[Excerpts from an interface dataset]
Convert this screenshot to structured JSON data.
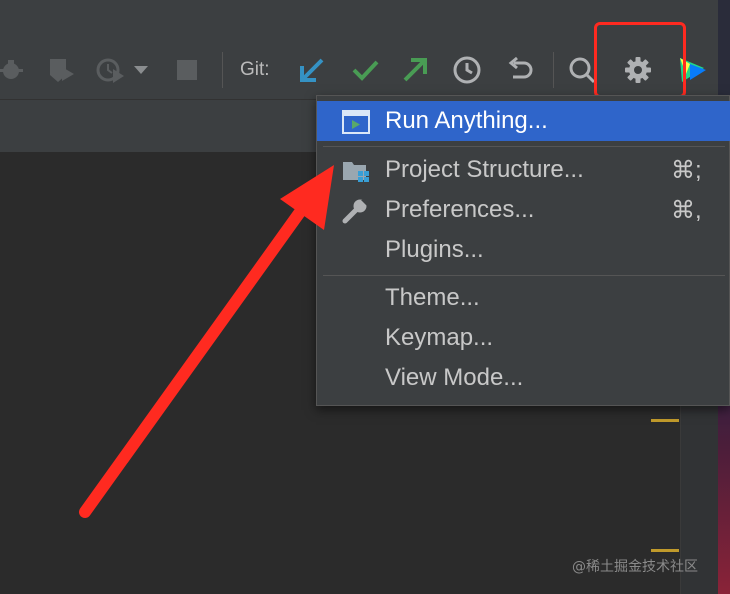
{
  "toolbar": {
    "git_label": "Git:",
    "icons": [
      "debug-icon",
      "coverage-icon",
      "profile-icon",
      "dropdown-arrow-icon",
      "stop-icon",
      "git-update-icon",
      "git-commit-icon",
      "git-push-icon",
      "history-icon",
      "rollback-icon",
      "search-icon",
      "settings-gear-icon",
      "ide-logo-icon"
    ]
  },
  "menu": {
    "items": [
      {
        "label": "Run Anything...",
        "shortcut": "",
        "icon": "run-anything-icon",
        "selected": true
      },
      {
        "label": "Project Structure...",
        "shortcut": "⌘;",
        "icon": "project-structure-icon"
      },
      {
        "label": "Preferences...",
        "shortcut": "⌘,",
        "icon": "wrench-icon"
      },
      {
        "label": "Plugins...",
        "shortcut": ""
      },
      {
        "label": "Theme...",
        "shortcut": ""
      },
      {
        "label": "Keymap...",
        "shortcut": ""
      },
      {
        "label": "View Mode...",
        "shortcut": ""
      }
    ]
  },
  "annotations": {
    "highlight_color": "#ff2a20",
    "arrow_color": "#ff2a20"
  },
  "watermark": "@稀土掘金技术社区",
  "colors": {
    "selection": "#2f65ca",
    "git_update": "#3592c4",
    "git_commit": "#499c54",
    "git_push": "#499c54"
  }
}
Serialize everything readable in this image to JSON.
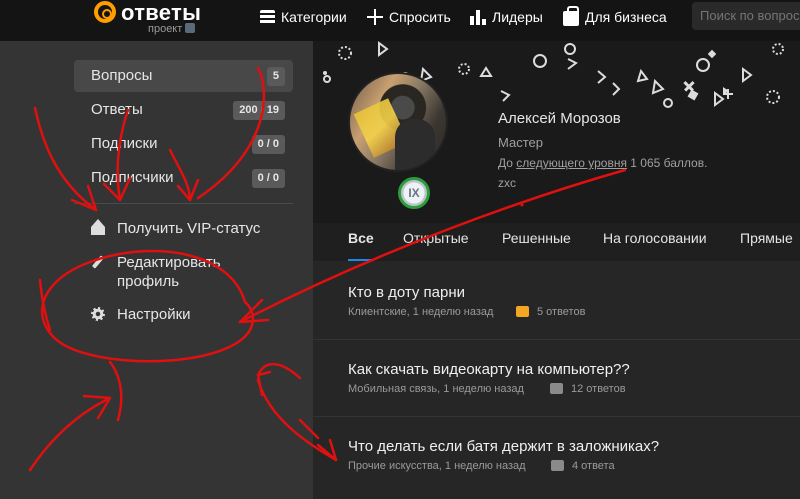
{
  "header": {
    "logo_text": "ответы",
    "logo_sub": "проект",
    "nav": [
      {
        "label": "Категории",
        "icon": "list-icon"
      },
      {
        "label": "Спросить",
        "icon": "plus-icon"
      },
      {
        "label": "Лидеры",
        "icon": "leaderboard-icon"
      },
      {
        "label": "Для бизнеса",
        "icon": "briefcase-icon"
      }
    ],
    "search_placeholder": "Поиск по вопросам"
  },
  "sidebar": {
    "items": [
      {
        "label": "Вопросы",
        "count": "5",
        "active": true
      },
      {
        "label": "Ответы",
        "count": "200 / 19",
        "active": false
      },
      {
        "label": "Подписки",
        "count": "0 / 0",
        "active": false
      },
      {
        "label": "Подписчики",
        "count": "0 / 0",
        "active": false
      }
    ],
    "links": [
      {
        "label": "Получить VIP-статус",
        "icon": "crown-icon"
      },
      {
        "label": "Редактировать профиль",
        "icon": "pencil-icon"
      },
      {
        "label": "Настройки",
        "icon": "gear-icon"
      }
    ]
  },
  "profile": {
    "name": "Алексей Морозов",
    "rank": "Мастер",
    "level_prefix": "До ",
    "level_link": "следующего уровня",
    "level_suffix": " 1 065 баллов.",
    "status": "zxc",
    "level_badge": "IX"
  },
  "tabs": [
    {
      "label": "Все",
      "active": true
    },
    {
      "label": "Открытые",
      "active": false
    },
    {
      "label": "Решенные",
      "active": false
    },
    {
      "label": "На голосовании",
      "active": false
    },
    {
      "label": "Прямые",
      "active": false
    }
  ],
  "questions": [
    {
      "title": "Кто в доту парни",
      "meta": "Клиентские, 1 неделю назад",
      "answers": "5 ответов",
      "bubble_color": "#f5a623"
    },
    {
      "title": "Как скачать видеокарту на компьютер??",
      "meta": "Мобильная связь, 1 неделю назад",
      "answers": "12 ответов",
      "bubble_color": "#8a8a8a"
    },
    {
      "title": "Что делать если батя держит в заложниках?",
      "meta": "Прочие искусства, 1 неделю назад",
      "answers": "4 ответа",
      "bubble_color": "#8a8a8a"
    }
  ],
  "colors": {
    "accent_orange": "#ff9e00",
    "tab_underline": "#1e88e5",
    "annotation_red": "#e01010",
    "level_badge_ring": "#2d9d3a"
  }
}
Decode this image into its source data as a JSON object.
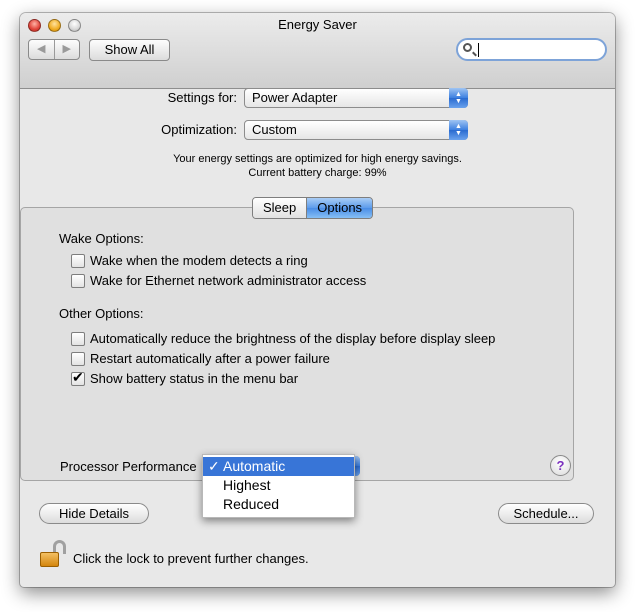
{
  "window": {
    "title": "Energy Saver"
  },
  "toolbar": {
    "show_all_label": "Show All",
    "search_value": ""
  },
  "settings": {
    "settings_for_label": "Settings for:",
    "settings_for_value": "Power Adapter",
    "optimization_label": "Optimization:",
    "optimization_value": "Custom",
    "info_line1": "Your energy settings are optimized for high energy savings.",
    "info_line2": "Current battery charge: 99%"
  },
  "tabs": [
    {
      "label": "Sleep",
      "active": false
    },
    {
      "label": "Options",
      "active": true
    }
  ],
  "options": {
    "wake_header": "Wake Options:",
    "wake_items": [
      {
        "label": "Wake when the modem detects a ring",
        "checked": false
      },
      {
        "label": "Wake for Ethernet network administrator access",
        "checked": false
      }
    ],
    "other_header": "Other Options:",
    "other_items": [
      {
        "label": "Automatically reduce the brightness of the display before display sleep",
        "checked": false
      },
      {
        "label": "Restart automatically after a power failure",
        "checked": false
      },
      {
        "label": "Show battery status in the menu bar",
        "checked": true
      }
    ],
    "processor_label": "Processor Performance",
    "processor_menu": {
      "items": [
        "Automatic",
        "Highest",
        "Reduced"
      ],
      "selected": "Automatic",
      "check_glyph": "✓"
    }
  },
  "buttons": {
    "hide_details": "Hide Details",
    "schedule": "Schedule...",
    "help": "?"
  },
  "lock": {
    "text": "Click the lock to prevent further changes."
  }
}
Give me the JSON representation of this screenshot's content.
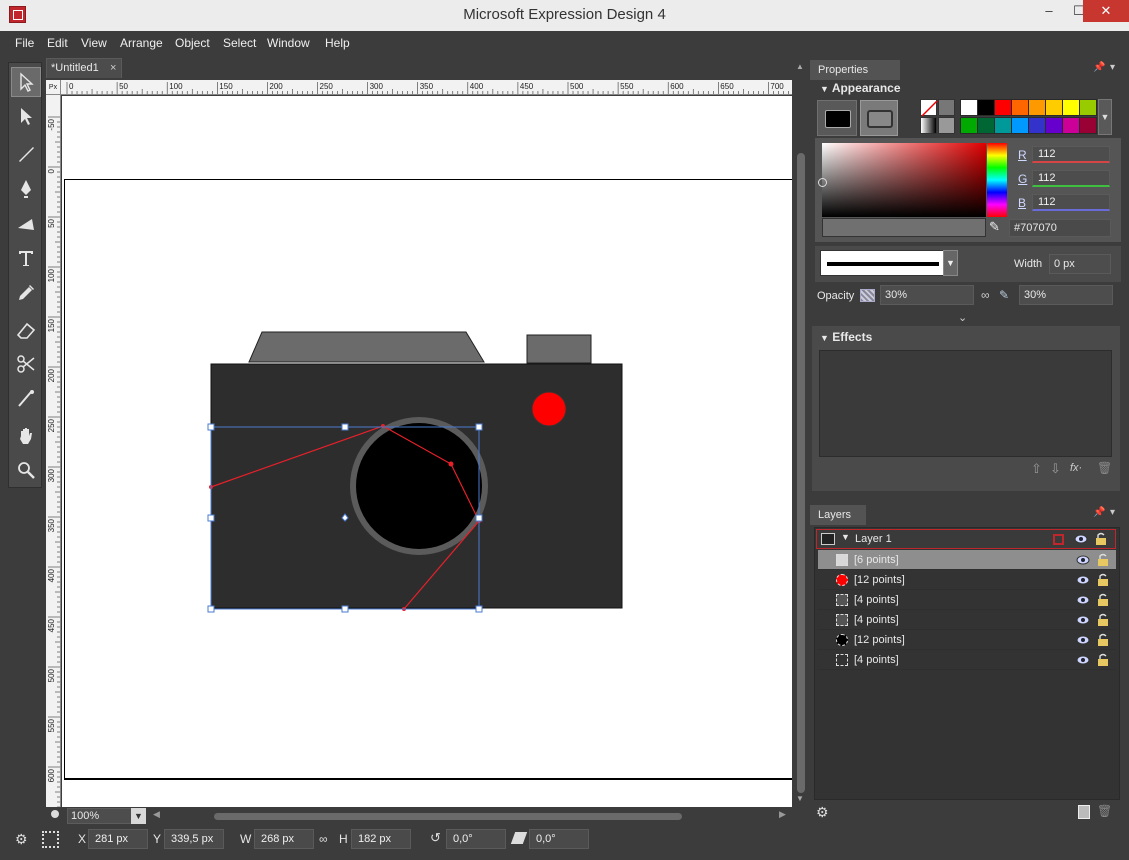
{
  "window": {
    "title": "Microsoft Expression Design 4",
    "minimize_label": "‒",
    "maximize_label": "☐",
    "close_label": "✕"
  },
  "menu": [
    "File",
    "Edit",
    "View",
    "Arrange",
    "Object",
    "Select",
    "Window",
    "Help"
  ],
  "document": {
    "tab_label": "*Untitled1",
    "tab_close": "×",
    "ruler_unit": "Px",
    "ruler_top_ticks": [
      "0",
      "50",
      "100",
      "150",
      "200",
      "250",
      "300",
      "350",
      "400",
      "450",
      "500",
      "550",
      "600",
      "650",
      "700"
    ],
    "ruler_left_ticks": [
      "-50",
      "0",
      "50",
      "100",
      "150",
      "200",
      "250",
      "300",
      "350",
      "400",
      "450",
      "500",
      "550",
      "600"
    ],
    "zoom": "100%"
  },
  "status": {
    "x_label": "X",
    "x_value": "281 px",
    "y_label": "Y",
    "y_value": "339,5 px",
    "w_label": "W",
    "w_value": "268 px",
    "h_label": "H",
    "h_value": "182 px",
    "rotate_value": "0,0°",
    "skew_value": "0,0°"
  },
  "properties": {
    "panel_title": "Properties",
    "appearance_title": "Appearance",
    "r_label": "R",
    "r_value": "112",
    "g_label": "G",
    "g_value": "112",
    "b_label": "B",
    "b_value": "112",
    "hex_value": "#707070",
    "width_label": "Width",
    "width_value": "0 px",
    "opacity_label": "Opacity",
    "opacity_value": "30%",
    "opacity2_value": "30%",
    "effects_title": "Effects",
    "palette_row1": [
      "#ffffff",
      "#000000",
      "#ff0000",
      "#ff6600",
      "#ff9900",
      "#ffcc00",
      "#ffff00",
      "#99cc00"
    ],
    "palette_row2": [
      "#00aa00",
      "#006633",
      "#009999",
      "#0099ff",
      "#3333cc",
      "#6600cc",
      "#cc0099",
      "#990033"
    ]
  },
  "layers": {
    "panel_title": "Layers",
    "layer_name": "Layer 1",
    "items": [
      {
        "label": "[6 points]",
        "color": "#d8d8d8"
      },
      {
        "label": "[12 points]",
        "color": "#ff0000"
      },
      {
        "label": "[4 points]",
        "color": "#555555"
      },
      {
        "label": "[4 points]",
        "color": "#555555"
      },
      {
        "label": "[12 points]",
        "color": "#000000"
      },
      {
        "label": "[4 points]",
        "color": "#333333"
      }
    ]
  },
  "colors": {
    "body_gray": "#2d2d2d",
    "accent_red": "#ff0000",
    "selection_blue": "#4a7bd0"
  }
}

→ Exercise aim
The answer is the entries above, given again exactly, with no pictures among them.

→ Output for this exercise
Convert this screenshot to structured JSON data.
{
  "toolbar": {
    "git_label": "Git:",
    "icons": [
      "debug-icon",
      "coverage-icon",
      "profile-icon",
      "dropdown-arrow-icon",
      "stop-icon",
      "git-update-icon",
      "git-commit-icon",
      "git-push-icon",
      "history-icon",
      "rollback-icon",
      "search-icon",
      "settings-gear-icon",
      "ide-logo-icon"
    ]
  },
  "menu": {
    "items": [
      {
        "label": "Run Anything...",
        "shortcut": "",
        "icon": "run-anything-icon",
        "selected": true
      },
      {
        "label": "Project Structure...",
        "shortcut": "⌘;",
        "icon": "project-structure-icon"
      },
      {
        "label": "Preferences...",
        "shortcut": "⌘,",
        "icon": "wrench-icon"
      },
      {
        "label": "Plugins...",
        "shortcut": ""
      },
      {
        "label": "Theme...",
        "shortcut": ""
      },
      {
        "label": "Keymap...",
        "shortcut": ""
      },
      {
        "label": "View Mode...",
        "shortcut": ""
      }
    ]
  },
  "annotations": {
    "highlight_color": "#ff2a20",
    "arrow_color": "#ff2a20"
  },
  "watermark": "@稀土掘金技术社区",
  "colors": {
    "selection": "#2f65ca",
    "git_update": "#3592c4",
    "git_commit": "#499c54",
    "git_push": "#499c54"
  }
}
Serialize everything readable in this image to JSON.
{
  "header": {
    "logo_text": "ответы",
    "logo_sub": "проект",
    "nav": [
      {
        "label": "Категории",
        "icon": "list-icon"
      },
      {
        "label": "Спросить",
        "icon": "plus-icon"
      },
      {
        "label": "Лидеры",
        "icon": "leaderboard-icon"
      },
      {
        "label": "Для бизнеса",
        "icon": "briefcase-icon"
      }
    ],
    "search_placeholder": "Поиск по вопросам"
  },
  "sidebar": {
    "items": [
      {
        "label": "Вопросы",
        "count": "5",
        "active": true
      },
      {
        "label": "Ответы",
        "count": "200 / 19",
        "active": false
      },
      {
        "label": "Подписки",
        "count": "0 / 0",
        "active": false
      },
      {
        "label": "Подписчики",
        "count": "0 / 0",
        "active": false
      }
    ],
    "links": [
      {
        "label": "Получить VIP-статус",
        "icon": "crown-icon"
      },
      {
        "label": "Редактировать профиль",
        "icon": "pencil-icon"
      },
      {
        "label": "Настройки",
        "icon": "gear-icon"
      }
    ]
  },
  "profile": {
    "name": "Алексей Морозов",
    "rank": "Мастер",
    "level_prefix": "До ",
    "level_link": "следующего уровня",
    "level_suffix": " 1 065 баллов.",
    "status": "zxc",
    "level_badge": "IX"
  },
  "tabs": [
    {
      "label": "Все",
      "active": true
    },
    {
      "label": "Открытые",
      "active": false
    },
    {
      "label": "Решенные",
      "active": false
    },
    {
      "label": "На голосовании",
      "active": false
    },
    {
      "label": "Прямые",
      "active": false
    }
  ],
  "questions": [
    {
      "title": "Кто в доту парни",
      "meta": "Клиентские, 1 неделю назад",
      "answers": "5 ответов",
      "bubble_color": "#f5a623"
    },
    {
      "title": "Как скачать видеокарту на компьютер??",
      "meta": "Мобильная связь, 1 неделю назад",
      "answers": "12 ответов",
      "bubble_color": "#8a8a8a"
    },
    {
      "title": "Что делать если батя держит в заложниках?",
      "meta": "Прочие искусства, 1 неделю назад",
      "answers": "4 ответа",
      "bubble_color": "#8a8a8a"
    }
  ],
  "colors": {
    "accent_orange": "#ff9e00",
    "tab_underline": "#1e88e5",
    "annotation_red": "#e01010",
    "level_badge_ring": "#2d9d3a"
  }
}
Decode this image into its source data as a JSON object.
{
  "window": {
    "title": "Energy Saver"
  },
  "toolbar": {
    "show_all_label": "Show All",
    "search_value": ""
  },
  "settings": {
    "settings_for_label": "Settings for:",
    "settings_for_value": "Power Adapter",
    "optimization_label": "Optimization:",
    "optimization_value": "Custom",
    "info_line1": "Your energy settings are optimized for high energy savings.",
    "info_line2": "Current battery charge: 99%"
  },
  "tabs": [
    {
      "label": "Sleep",
      "active": false
    },
    {
      "label": "Options",
      "active": true
    }
  ],
  "options": {
    "wake_header": "Wake Options:",
    "wake_items": [
      {
        "label": "Wake when the modem detects a ring",
        "checked": false
      },
      {
        "label": "Wake for Ethernet network administrator access",
        "checked": false
      }
    ],
    "other_header": "Other Options:",
    "other_items": [
      {
        "label": "Automatically reduce the brightness of the display before display sleep",
        "checked": false
      },
      {
        "label": "Restart automatically after a power failure",
        "checked": false
      },
      {
        "label": "Show battery status in the menu bar",
        "checked": true
      }
    ],
    "processor_label": "Processor Performance",
    "processor_menu": {
      "items": [
        "Automatic",
        "Highest",
        "Reduced"
      ],
      "selected": "Automatic",
      "check_glyph": "✓"
    }
  },
  "buttons": {
    "hide_details": "Hide Details",
    "schedule": "Schedule...",
    "help": "?"
  },
  "lock": {
    "text": "Click the lock to prevent further changes."
  }
}
Give me the JSON representation of this screenshot's content.
{
  "window": {
    "title": "Microsoft Expression Design 4",
    "minimize_label": "‒",
    "maximize_label": "☐",
    "close_label": "✕"
  },
  "menu": [
    "File",
    "Edit",
    "View",
    "Arrange",
    "Object",
    "Select",
    "Window",
    "Help"
  ],
  "document": {
    "tab_label": "*Untitled1",
    "tab_close": "×",
    "ruler_unit": "Px",
    "ruler_top_ticks": [
      "0",
      "50",
      "100",
      "150",
      "200",
      "250",
      "300",
      "350",
      "400",
      "450",
      "500",
      "550",
      "600",
      "650",
      "700"
    ],
    "ruler_left_ticks": [
      "-50",
      "0",
      "50",
      "100",
      "150",
      "200",
      "250",
      "300",
      "350",
      "400",
      "450",
      "500",
      "550",
      "600"
    ],
    "zoom": "100%"
  },
  "status": {
    "x_label": "X",
    "x_value": "281 px",
    "y_label": "Y",
    "y_value": "339,5 px",
    "w_label": "W",
    "w_value": "268 px",
    "h_label": "H",
    "h_value": "182 px",
    "rotate_value": "0,0°",
    "skew_value": "0,0°"
  },
  "properties": {
    "panel_title": "Properties",
    "appearance_title": "Appearance",
    "r_label": "R",
    "r_value": "112",
    "g_label": "G",
    "g_value": "112",
    "b_label": "B",
    "b_value": "112",
    "hex_value": "#707070",
    "width_label": "Width",
    "width_value": "0 px",
    "opacity_label": "Opacity",
    "opacity_value": "30%",
    "opacity2_value": "30%",
    "effects_title": "Effects",
    "palette_row1": [
      "#ffffff",
      "#000000",
      "#ff0000",
      "#ff6600",
      "#ff9900",
      "#ffcc00",
      "#ffff00",
      "#99cc00"
    ],
    "palette_row2": [
      "#00aa00",
      "#006633",
      "#009999",
      "#0099ff",
      "#3333cc",
      "#6600cc",
      "#cc0099",
      "#990033"
    ]
  },
  "layers": {
    "panel_title": "Layers",
    "layer_name": "Layer 1",
    "items": [
      {
        "label": "[6 points]",
        "color": "#d8d8d8"
      },
      {
        "label": "[12 points]",
        "color": "#ff0000"
      },
      {
        "label": "[4 points]",
        "color": "#555555"
      },
      {
        "label": "[4 points]",
        "color": "#555555"
      },
      {
        "label": "[12 points]",
        "color": "#000000"
      },
      {
        "label": "[4 points]",
        "color": "#333333"
      }
    ]
  },
  "colors": {
    "body_gray": "#2d2d2d",
    "accent_red": "#ff0000",
    "selection_blue": "#4a7bd0"
  }
}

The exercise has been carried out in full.